Fine-Tune Fertility Program for Optimal Performance

The holiday season is rich with traditions, many of which center around food.  This food is usually carefully prepared by the skillful hands of moms, grandmas or other family members.  Have you ever noticed that the tastiest dishes always begin with best, freshest ingredients?

Thinking about Grandma carefully prepares dishes from salads and breads to meat and vegetables, I can’t help but make the connection to how farmers design a nutrient-rich diet for their crops and livestock.  The best raw materials make the best feedstuffs.

PrintToday, more than ever, we’re encouraged to look closely at fertility programs as we develop crop plans for 2014. Redefining plant diets can help you achieve new yield thresholds. Research shows fertility programs influence plant performance and yield by as much as a 60%.

A plant nutritionist once related plant nutrition to our car’s tires.  A car can run on a low tire, but it doesn’t not run efficiently.  Low tire pressure, or a flat tire, restricts performance.  Let’s take another look at our plans for 2014 to ensure we don’t have a proverbial flat tire in our nutrient program.  Most growers already are on a great pathway to production, but with a little fine tuning, we can help them continue to refine the process.

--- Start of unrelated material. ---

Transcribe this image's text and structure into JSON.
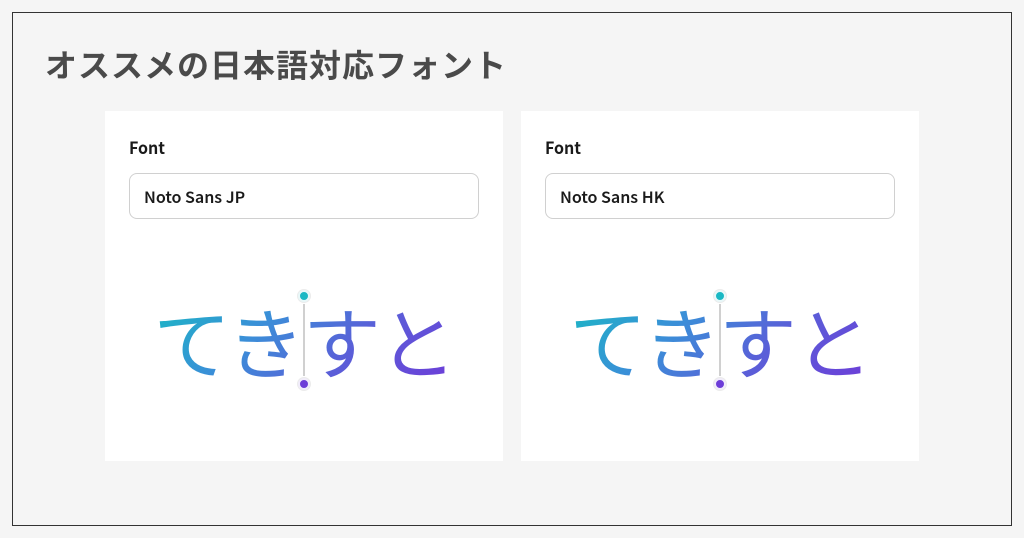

Not only will good plant nutrition maximize plant performance, it also creates better forage and food for animals.  There are 16 essential nutrients for plant development; each one is important in various amounts.  Based on their differences, these 16 nutrients have been grouped into three categories: (1) primary, or macronutrients; (2) secondary nutrients; and (3) micronutrients.  Under “Pathway to Production” on Latham’s website, we explain the basic function of each nutrient.

Latham’s hallmark Seed-2-Soil® program has a level of involvement that measures micronutrients and recommends adjustments to your fertility program.  Contact your Latham RSM for more information about this program.